« news & media


Divorce Mediation | Beyond Impasse

Divorce mediation is designed to be an outlet for couples to resolve issues they cannot seem to get beyond when going through a divorce. This challenge is commonly called an impasse. One of the reasons that couples choose divorce mediation is because they both want to come to a reasonable agreement. They just don’t know how to do that on their own.

Getting beyond impasse can be as much of a struggle in divorce mediation as the problems that already existed during the marriage. When it comes to communication, it is easy to fall back into the usual, counterproductive patterns that impede the divorce mediation process.
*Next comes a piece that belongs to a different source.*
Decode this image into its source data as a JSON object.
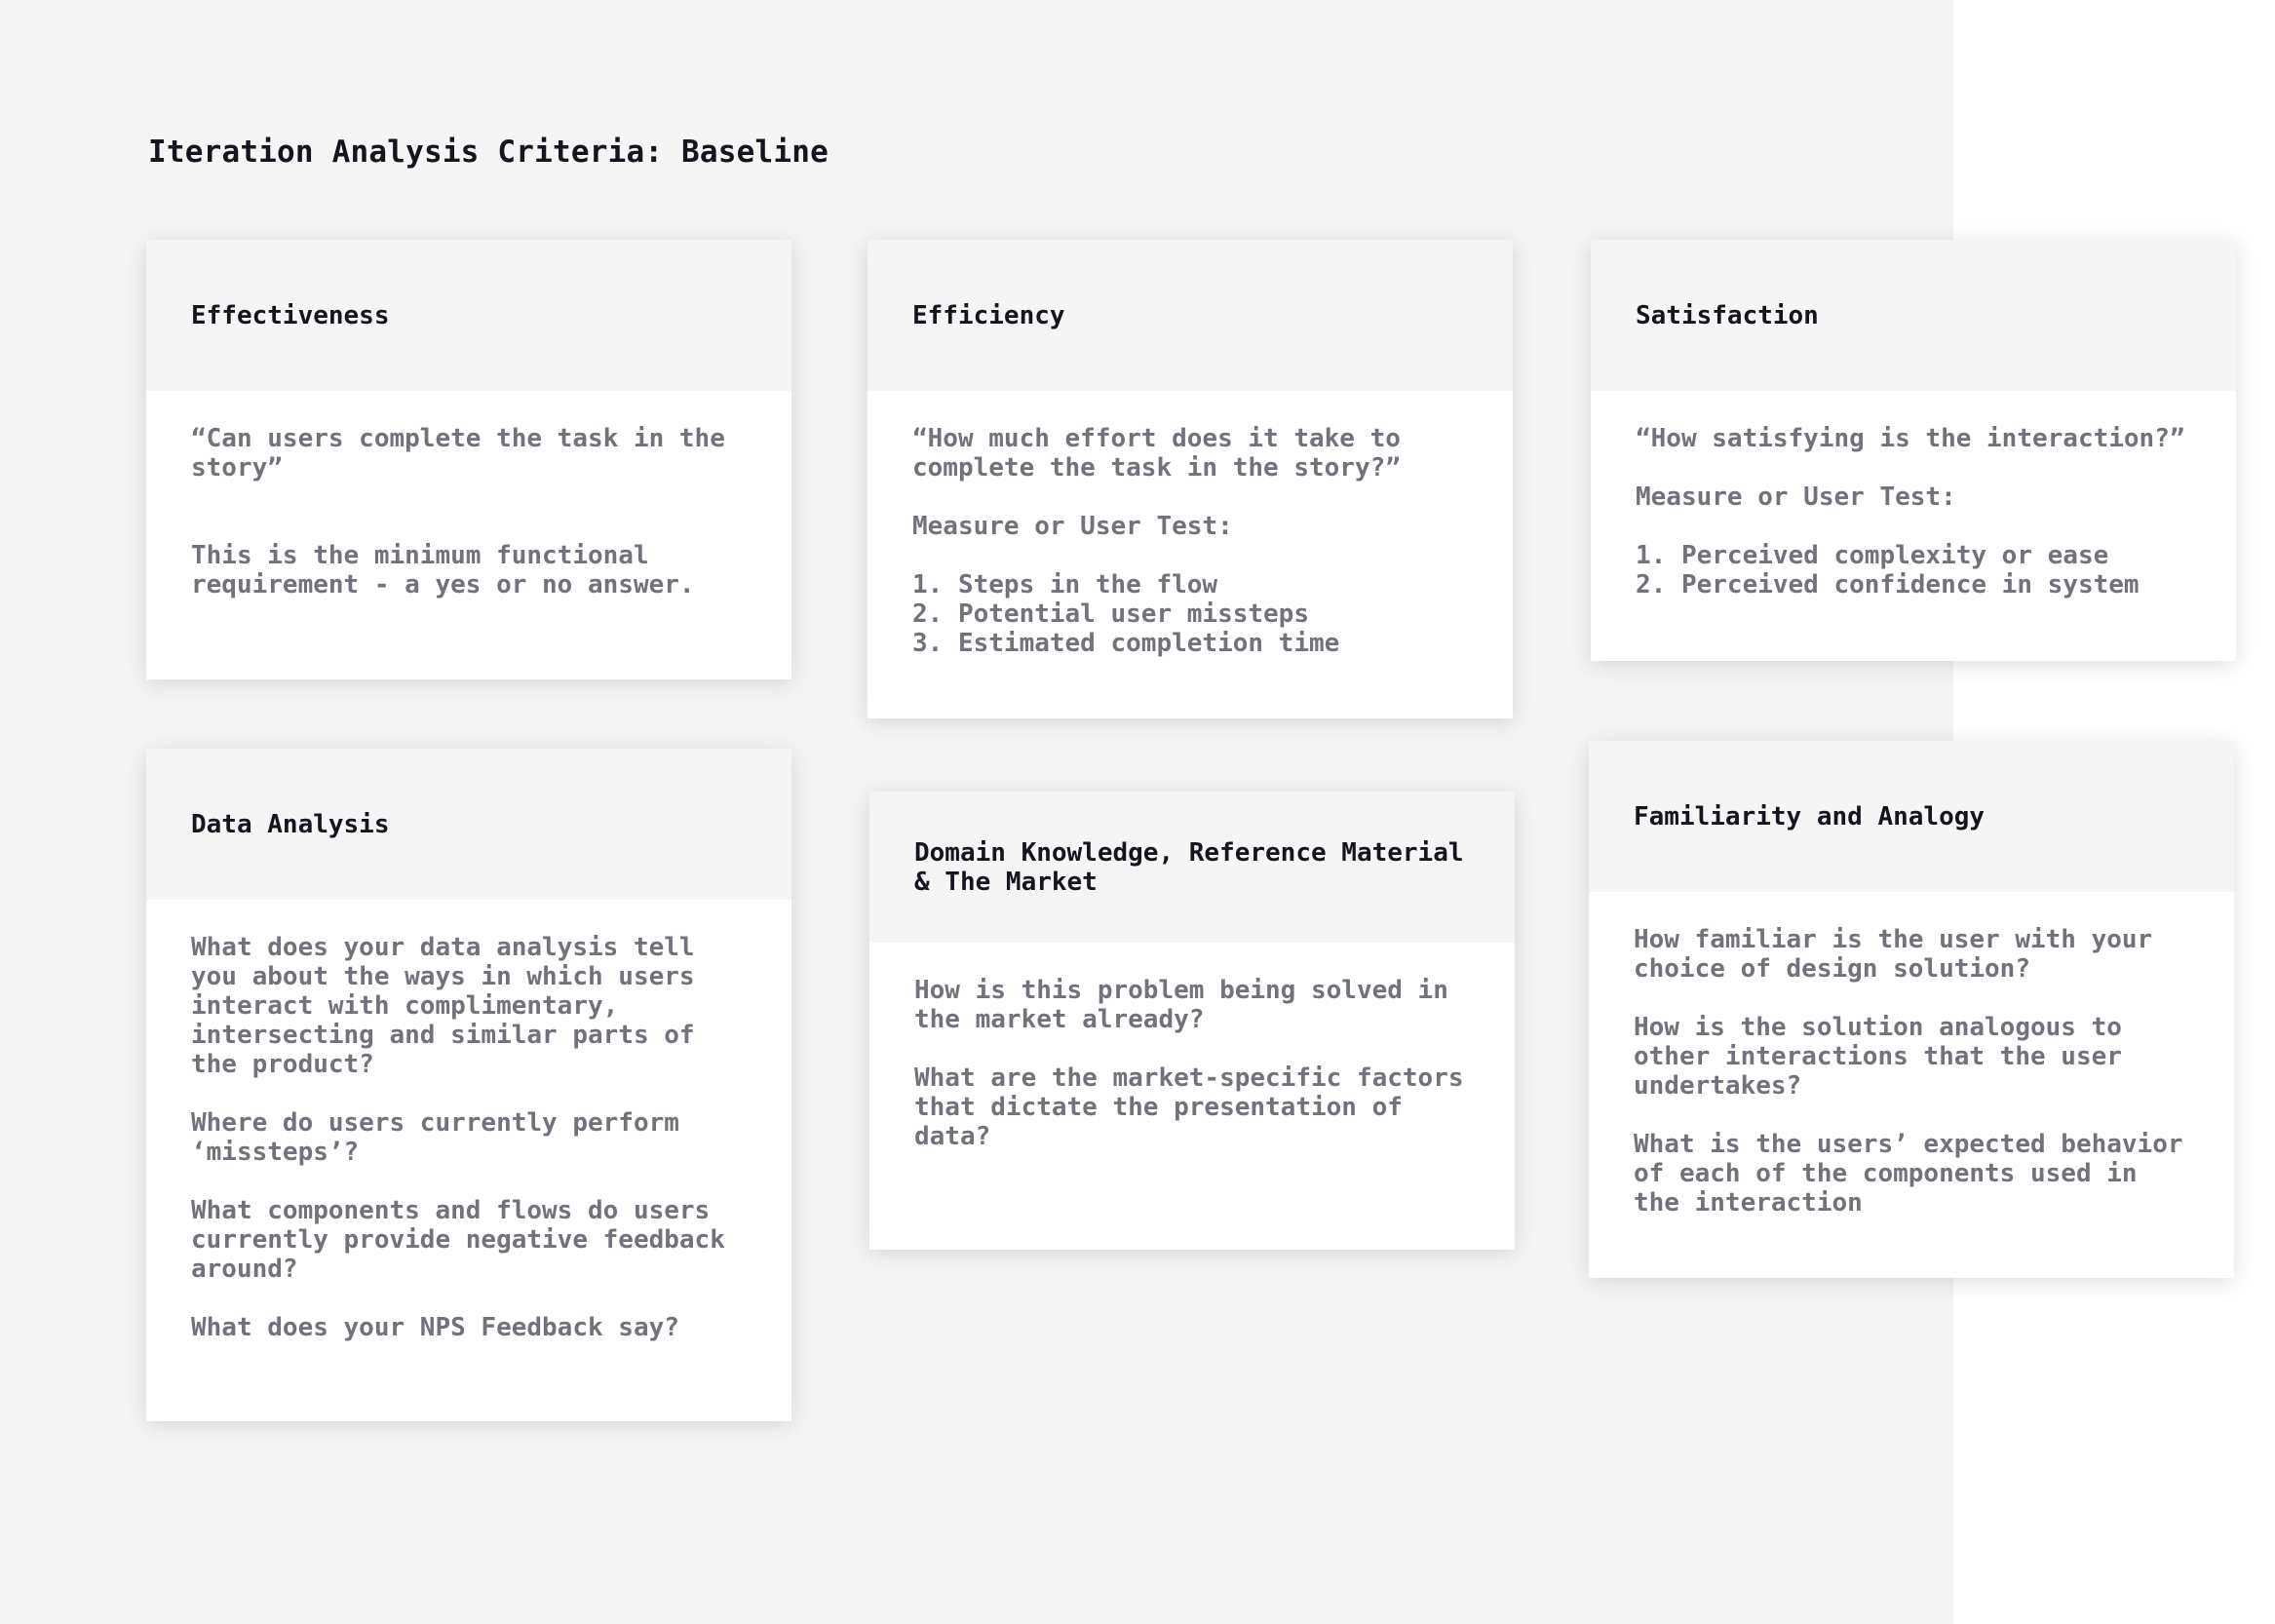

But the fact that a couple is willing to go to divorce mediation is a good first step in working through an impasse. If the willingness is there, then there is hope for some resolution. It just requires working through the obstacles that are holding each person back.

There are some tried-and-true strategies to help couples when they get stuck. In a recent online article, New York psychologist Kristin Davin, Psy.D. cites these five questions to consider if you are at an impasse in your divorce mediation. Here is what she has to say:

  •  If this issue were resolved to your individual benefit, what would that look like? This question helps couples identify specifically what they want in this situation—which may actually open the door to a compromise. That’s because they can each pinpoint the most important element(s) and begin to prioritize from there.
  • Why do you think you’re stuck on this point? A big part of this process is actually hearing the other person’s perspective, and sometimes the answer to this question has little to do with the problem at hand. Once the underlying issue is addressed, it’s easier to move on from this one.
  • Rate this issue on a scale of 1 to 10. Again, this is all about helping the couple really zero in on their priorities. I usually ask this at the beginning of negotiating an impasse and again later on. Often, the level of importance drops.
  • Is it possible to describe a time in the past when you were able to find a compromise?  Despite the divorce, all couples were once able to work through challenging issues at some time during their marriage. Thinking back on what worked then can be a resource now.
  • Can we temporarily table it? Sometimes, you just need time—and distance—to think about the problem in different ways. Time and distance has a way of providing clarity and a better direction. There might still be plenty of work to do once we revisit the issue, but we’ll be able to start from a new place.

At May, Potenza, Baran & Gillespie, we agree that these questions can help in the divorce mediation process. Our family law attorneys use similar strategies when assisting couples as they work through an impasse. Contact us for more information on how we can help you.

Find an

When you enlist the services of MPBG, you get an experienced, diverse team of advocates in your corner who work collaboratively, move quickly, and think differently.